So to fix the sleeves on my tunic, working one sleeve at a time, I pulled out the garter stitch border, picked up the live stitches, and added 20 more rows of stockinette stitch. On row 10, I did a decrease row the same way the decreases were done earlier in the sleeve. After 20 rows I did the garter stitch border, and then the bind off. I picked 20 rows because that should add 4 inches, and with some nice blocking, should end up making a 3/4 length sleeve. I still didn’t throw any lifelines. Go figure.
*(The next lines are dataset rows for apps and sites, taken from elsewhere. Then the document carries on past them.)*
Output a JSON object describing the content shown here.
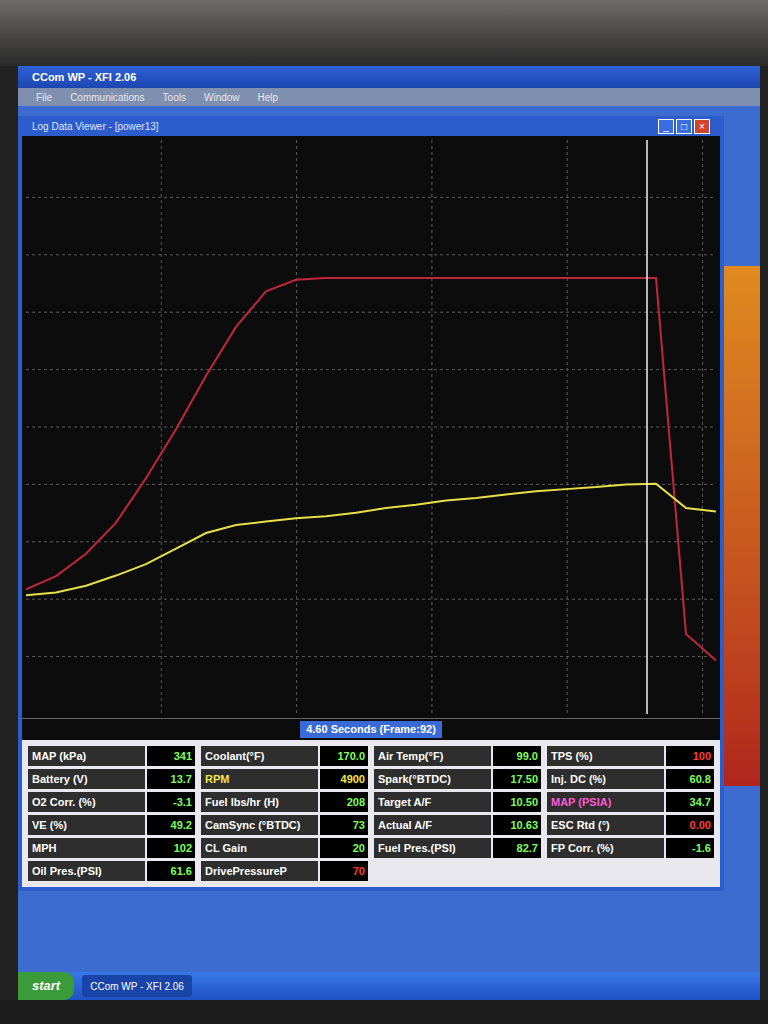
{
  "app_window": {
    "title": "CCom WP - XFI 2.06",
    "menu": [
      "File",
      "Communications",
      "Tools",
      "Window",
      "Help"
    ]
  },
  "log_window": {
    "title": "Log Data Viewer - [power13]",
    "controls": [
      "_",
      "□",
      "×"
    ]
  },
  "chart": {
    "time_label": "4.60 Seconds (Frame:92)",
    "cursor_level": 0.9,
    "series": [
      {
        "name": "RPM",
        "color": "#c0283a",
        "values": [
          1400,
          1550,
          1800,
          2150,
          2650,
          3200,
          3800,
          4350,
          4750,
          4880,
          4900,
          4900,
          4900,
          4900,
          4900,
          4900,
          4900,
          4900,
          4900,
          4900,
          4900,
          4900,
          900,
          600
        ]
      },
      {
        "name": "MAP (kPa)",
        "color": "#e8e04a",
        "values": [
          176,
          180,
          190,
          205,
          222,
          245,
          268,
          280,
          285,
          290,
          293,
          298,
          305,
          310,
          316,
          320,
          325,
          330,
          333,
          336,
          340,
          341,
          305,
          300
        ]
      }
    ]
  },
  "readouts": [
    [
      {
        "label": "MAP (kPa)",
        "value": "341",
        "label_color": "#ffffff",
        "value_color": "#7dff5a"
      },
      {
        "label": "Battery (V)",
        "value": "13.7",
        "label_color": "#ffffff",
        "value_color": "#7dff5a"
      },
      {
        "label": "O2 Corr. (%)",
        "value": "-3.1",
        "label_color": "#ffffff",
        "value_color": "#7dff5a"
      },
      {
        "label": "VE (%)",
        "value": "49.2",
        "label_color": "#ffffff",
        "value_color": "#7dff5a"
      },
      {
        "label": "MPH",
        "value": "102",
        "label_color": "#ffffff",
        "value_color": "#7dff5a"
      },
      {
        "label": "Oil Pres.(PSI)",
        "value": "61.6",
        "label_color": "#ffffff",
        "value_color": "#7dff5a"
      }
    ],
    [
      {
        "label": "Coolant(°F)",
        "value": "170.0",
        "label_color": "#ffffff",
        "value_color": "#7dff5a"
      },
      {
        "label": "RPM",
        "value": "4900",
        "label_color": "#f2e64a",
        "value_color": "#f2e64a"
      },
      {
        "label": "Fuel lbs/hr (H)",
        "value": "208",
        "label_color": "#ffffff",
        "value_color": "#7dff5a"
      },
      {
        "label": "CamSync (°BTDC)",
        "value": "73",
        "label_color": "#ffffff",
        "value_color": "#7dff5a"
      },
      {
        "label": "CL Gain",
        "value": "20",
        "label_color": "#ffffff",
        "value_color": "#7dff5a"
      },
      {
        "label": "DrivePressureP",
        "value": "70",
        "label_color": "#ffffff",
        "value_color": "#ff3b3b"
      }
    ],
    [
      {
        "label": "Air Temp(°F)",
        "value": "99.0",
        "label_color": "#ffffff",
        "value_color": "#7dff5a"
      },
      {
        "label": "Spark(°BTDC)",
        "value": "17.50",
        "label_color": "#ffffff",
        "value_color": "#7dff5a"
      },
      {
        "label": "Target A/F",
        "value": "10.50",
        "label_color": "#ffffff",
        "value_color": "#7dff5a"
      },
      {
        "label": "Actual A/F",
        "value": "10.63",
        "label_color": "#ffffff",
        "value_color": "#7dff5a"
      },
      {
        "label": "Fuel Pres.(PSI)",
        "value": "82.7",
        "label_color": "#ffffff",
        "value_color": "#7dff5a"
      }
    ],
    [
      {
        "label": "TPS (%)",
        "value": "100",
        "label_color": "#ffffff",
        "value_color": "#ff3b3b"
      },
      {
        "label": "Inj. DC (%)",
        "value": "60.8",
        "label_color": "#ffffff",
        "value_color": "#7dff5a"
      },
      {
        "label": "MAP (PSIA)",
        "value": "34.7",
        "label_color": "#ff5ad2",
        "value_color": "#7dff5a"
      },
      {
        "label": "ESC Rtd (°)",
        "value": "0.00",
        "label_color": "#ffffff",
        "value_color": "#ff3b3b"
      },
      {
        "label": "FP Corr. (%)",
        "value": "-1.6",
        "label_color": "#ffffff",
        "value_color": "#7dff5a"
      }
    ]
  ],
  "taskbar": {
    "start": "start",
    "tasks": [
      {
        "label": "CCom WP - XFI 2.06",
        "selected": true
      }
    ]
  }
}
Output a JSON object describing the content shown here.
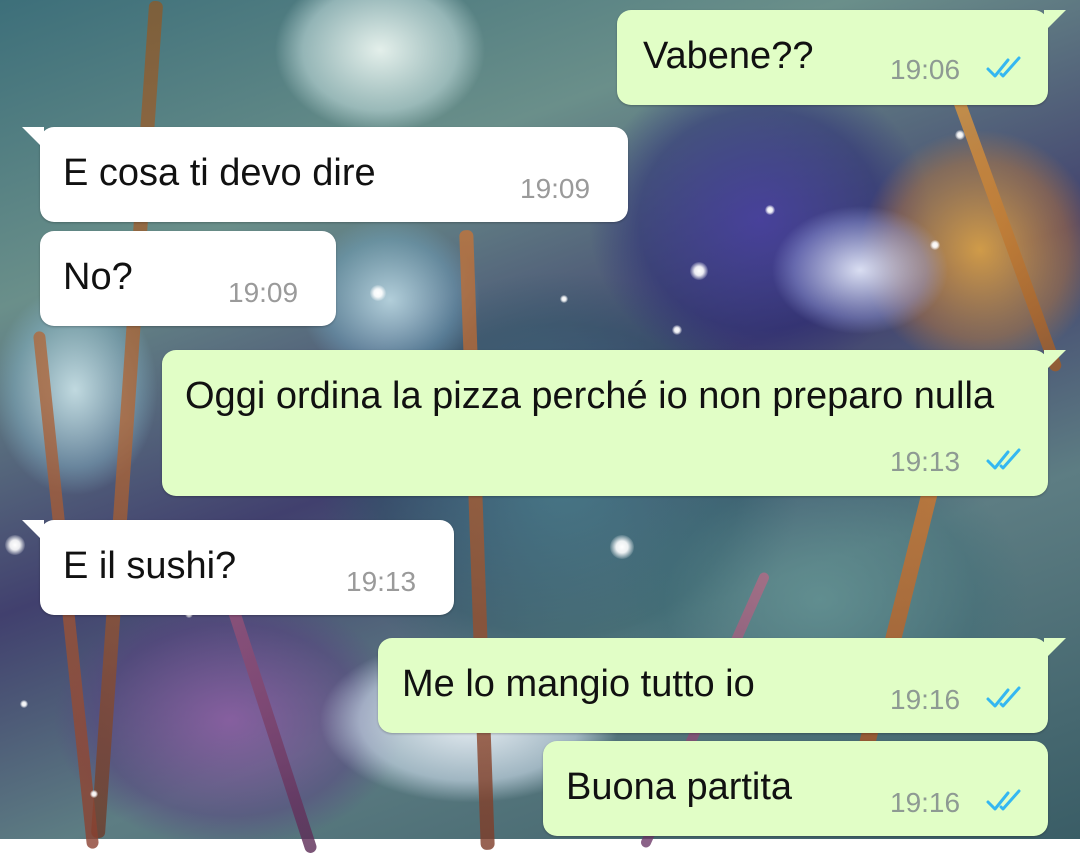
{
  "chat": {
    "messages": [
      {
        "direction": "outgoing",
        "text": "Vabene??",
        "time": "19:06",
        "status": "read-double-tick"
      },
      {
        "direction": "incoming",
        "text": "E cosa ti devo dire",
        "time": "19:09"
      },
      {
        "direction": "incoming",
        "text": "No?",
        "time": "19:09"
      },
      {
        "direction": "outgoing",
        "text": "Oggi ordina la pizza perché io non preparo nulla",
        "time": "19:13",
        "status": "read-double-tick"
      },
      {
        "direction": "incoming",
        "text": "E il sushi?",
        "time": "19:13"
      },
      {
        "direction": "outgoing",
        "text": "Me lo mangio tutto io",
        "time": "19:16",
        "status": "read-double-tick"
      },
      {
        "direction": "outgoing",
        "text": "Buona partita",
        "time": "19:16",
        "status": "read-double-tick"
      }
    ]
  },
  "colors": {
    "incoming_bubble": "#ffffff",
    "outgoing_bubble": "#e1fec6",
    "read_tick": "#34b7f1",
    "timestamp": "#8e9a93"
  },
  "icons": {
    "read_receipt": "double-check-icon"
  }
}
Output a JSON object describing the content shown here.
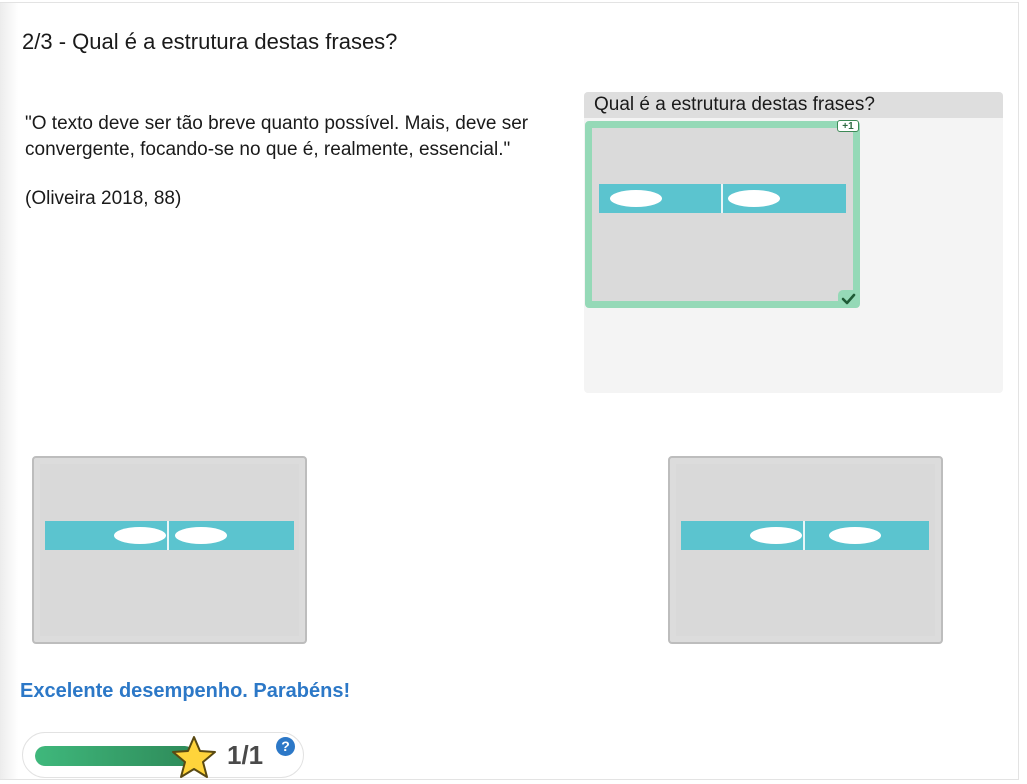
{
  "question": {
    "title": "2/3 - Qual é a estrutura destas frases?",
    "quote": "\"O texto deve ser tão breve quanto possível. Mais, deve ser convergente, focando-se no que é, realmente, essencial.\"",
    "citation": "(Oliveira 2018, 88)"
  },
  "drop_zone": {
    "header": "Qual é a estrutura destas frases?",
    "dropped_card": {
      "score_chip": "+1",
      "status_icon": "check-icon",
      "status": "correct"
    }
  },
  "options": [
    {
      "name": "option-card-1",
      "diagram": "two-segment-bar-pills-right"
    },
    {
      "name": "option-card-2",
      "diagram": "two-segment-bar-pills-right"
    }
  ],
  "feedback": "Excelente desempenho. Parabéns!",
  "score": {
    "progress": 1.0,
    "text": "1/1",
    "star_icon": "star-icon",
    "help_icon": "?"
  },
  "colors": {
    "accent_blue": "#2c78c7",
    "correct_green": "#95d9b7",
    "bar_teal": "#5bc4cf",
    "progress_green": "#3fb87c"
  }
}
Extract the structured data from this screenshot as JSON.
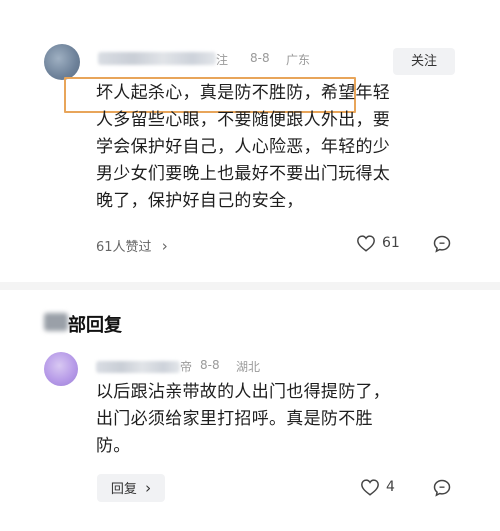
{
  "comment": {
    "author_suffix": "注",
    "date": "8-8",
    "location": "广东",
    "follow_label": "关注",
    "highlighted_text": "坏人起杀心，真是防不胜防，",
    "lines": [
      "希望年轻",
      "人多留些心眼，不要随便跟人外出，要",
      "学会保护好自己，人心险恶，年轻的少",
      "男少女们要晚上也最好不要出门玩得太",
      "晚了，保护好自己的安全，"
    ],
    "likes_label": "61人赞过",
    "likes_chevron": "›",
    "comment_count": "61",
    "like_icon": "heart-outline-icon",
    "comment_icon": "comment-bubble-icon"
  },
  "section": {
    "title_visible": "部回复"
  },
  "reply": {
    "author_suffix": "帝",
    "date": "8-8",
    "location": "湖北",
    "lines": [
      "以后跟沾亲带故的人出门也得提防了，",
      "出门必须给家里打招呼。真是防不胜",
      "防。"
    ],
    "reply_label": "回复",
    "reply_chevron": "›",
    "comment_count": "4",
    "highlight_color": "#e8a55a"
  }
}
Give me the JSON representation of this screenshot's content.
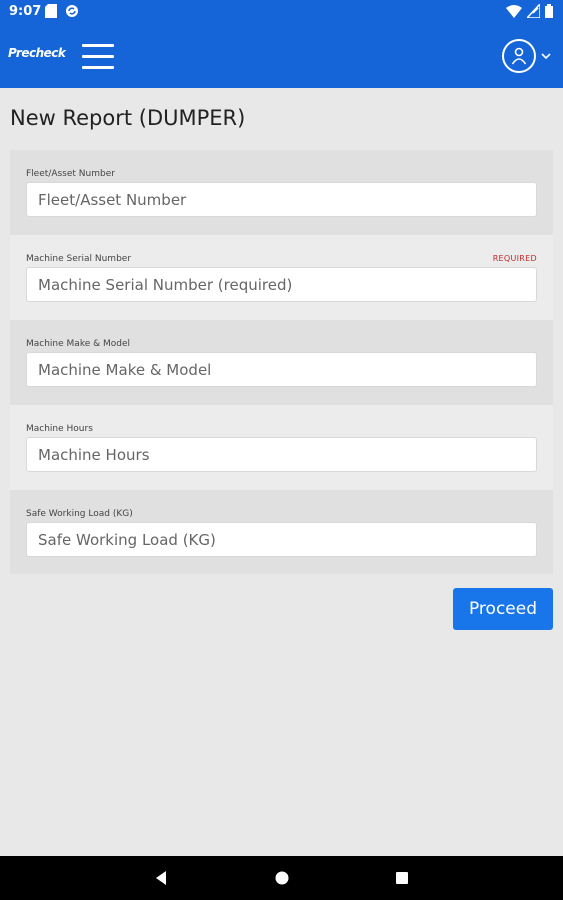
{
  "status_bar": {
    "time": "9:07"
  },
  "app_bar": {
    "logo_text": "Precheck"
  },
  "page": {
    "title": "New Report (DUMPER)"
  },
  "form": {
    "fields": [
      {
        "label": "Fleet/Asset Number",
        "placeholder": "Fleet/Asset Number",
        "required": ""
      },
      {
        "label": "Machine Serial Number",
        "placeholder": "Machine Serial Number (required)",
        "required": "REQUIRED"
      },
      {
        "label": "Machine Make & Model",
        "placeholder": "Machine Make & Model",
        "required": ""
      },
      {
        "label": "Machine Hours",
        "placeholder": "Machine Hours",
        "required": ""
      },
      {
        "label": "Safe Working Load (KG)",
        "placeholder": "Safe Working Load (KG)",
        "required": ""
      }
    ],
    "proceed_label": "Proceed"
  },
  "colors": {
    "primary": "#1565d8",
    "button": "#1976ea",
    "required": "#c62828"
  }
}
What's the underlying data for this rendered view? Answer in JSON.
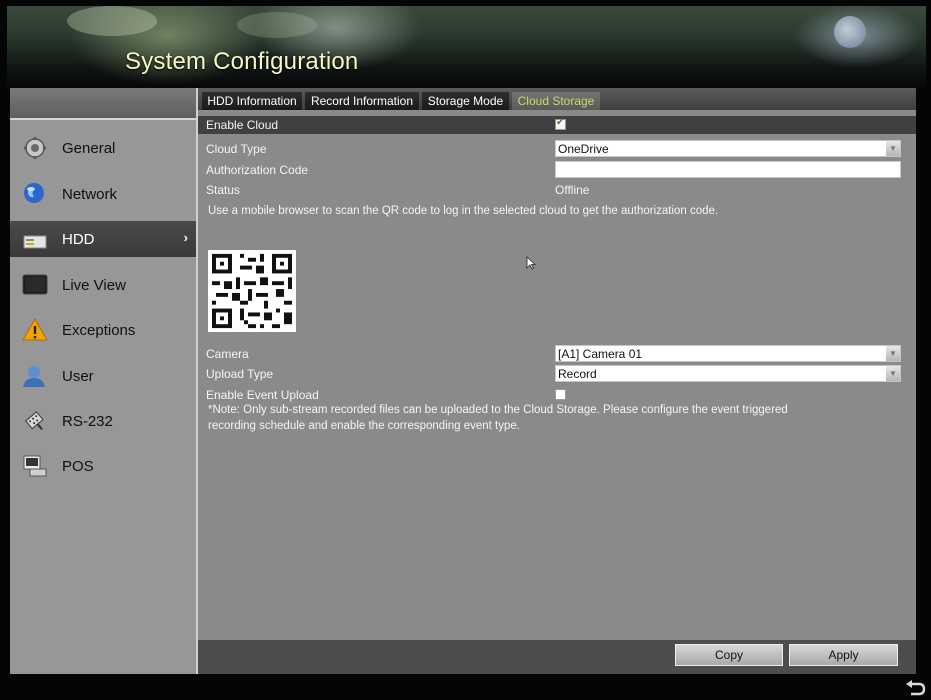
{
  "app": {
    "title": "System Configuration"
  },
  "sidebar": {
    "items": [
      {
        "label": "General",
        "icon": "gear-icon"
      },
      {
        "label": "Network",
        "icon": "globe-icon"
      },
      {
        "label": "HDD",
        "icon": "hdd-icon",
        "active": true,
        "chevron": "›"
      },
      {
        "label": "Live View",
        "icon": "monitor-icon"
      },
      {
        "label": "Exceptions",
        "icon": "warning-icon"
      },
      {
        "label": "User",
        "icon": "user-icon"
      },
      {
        "label": "RS-232",
        "icon": "serial-cable-icon"
      },
      {
        "label": "POS",
        "icon": "pos-terminal-icon"
      }
    ]
  },
  "tabs": [
    {
      "label": "HDD Information"
    },
    {
      "label": "Record Information"
    },
    {
      "label": "Storage Mode"
    },
    {
      "label": "Cloud Storage",
      "active": true
    }
  ],
  "form": {
    "enable_cloud_label": "Enable Cloud",
    "enable_cloud_checked": true,
    "cloud_type_label": "Cloud Type",
    "cloud_type_value": "OneDrive",
    "auth_code_label": "Authorization Code",
    "auth_code_value": "",
    "status_label": "Status",
    "status_value": "Offline",
    "qr_instruction": "Use a mobile browser to scan the QR code to log in the selected cloud to get the authorization code.",
    "camera_label": "Camera",
    "camera_value": "[A1] Camera 01",
    "upload_type_label": "Upload Type",
    "upload_type_value": "Record",
    "event_upload_label": "Enable Event Upload",
    "event_upload_checked": false,
    "note_line1": "*Note: Only sub-stream recorded files can be uploaded to the Cloud Storage. Please configure the event triggered",
    "note_line2": "recording schedule and enable the corresponding event type."
  },
  "buttons": {
    "copy": "Copy",
    "apply": "Apply"
  },
  "colors": {
    "title": "#f4f9c4",
    "active_tab": "#c9d96a",
    "sidebar_bg": "#979797",
    "content_bg": "#8a8a8a",
    "active_nav_bg": "#404040"
  }
}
One note about binding off. Usually, a pattern won’t specify what kind of bind off you should do. So you are free to do any type you want! After I learned the Russian bind off, I tend to use that one. It is very stretchy, so it won’t add any support or structure. On the other hand, it is very stretchy so it is not binding or confining. I like it for cuffs, especially on sleeves that I might want to push up. I also used it on the neck edge of this tunic, although I probably could have used one that is a little more firm. I think it will be OK, hopefully it won’t end up too loose or floppy. The Russian bind off uses a bit more yarn than a simple ‘knit and flip’ bind off, and takes a little more time, but it is almost impossible to work it too tightly, which is an advantage. It doesn’t work everywhere, but I tend to use it more often that not. Lots of tutorials — Google and YouTube!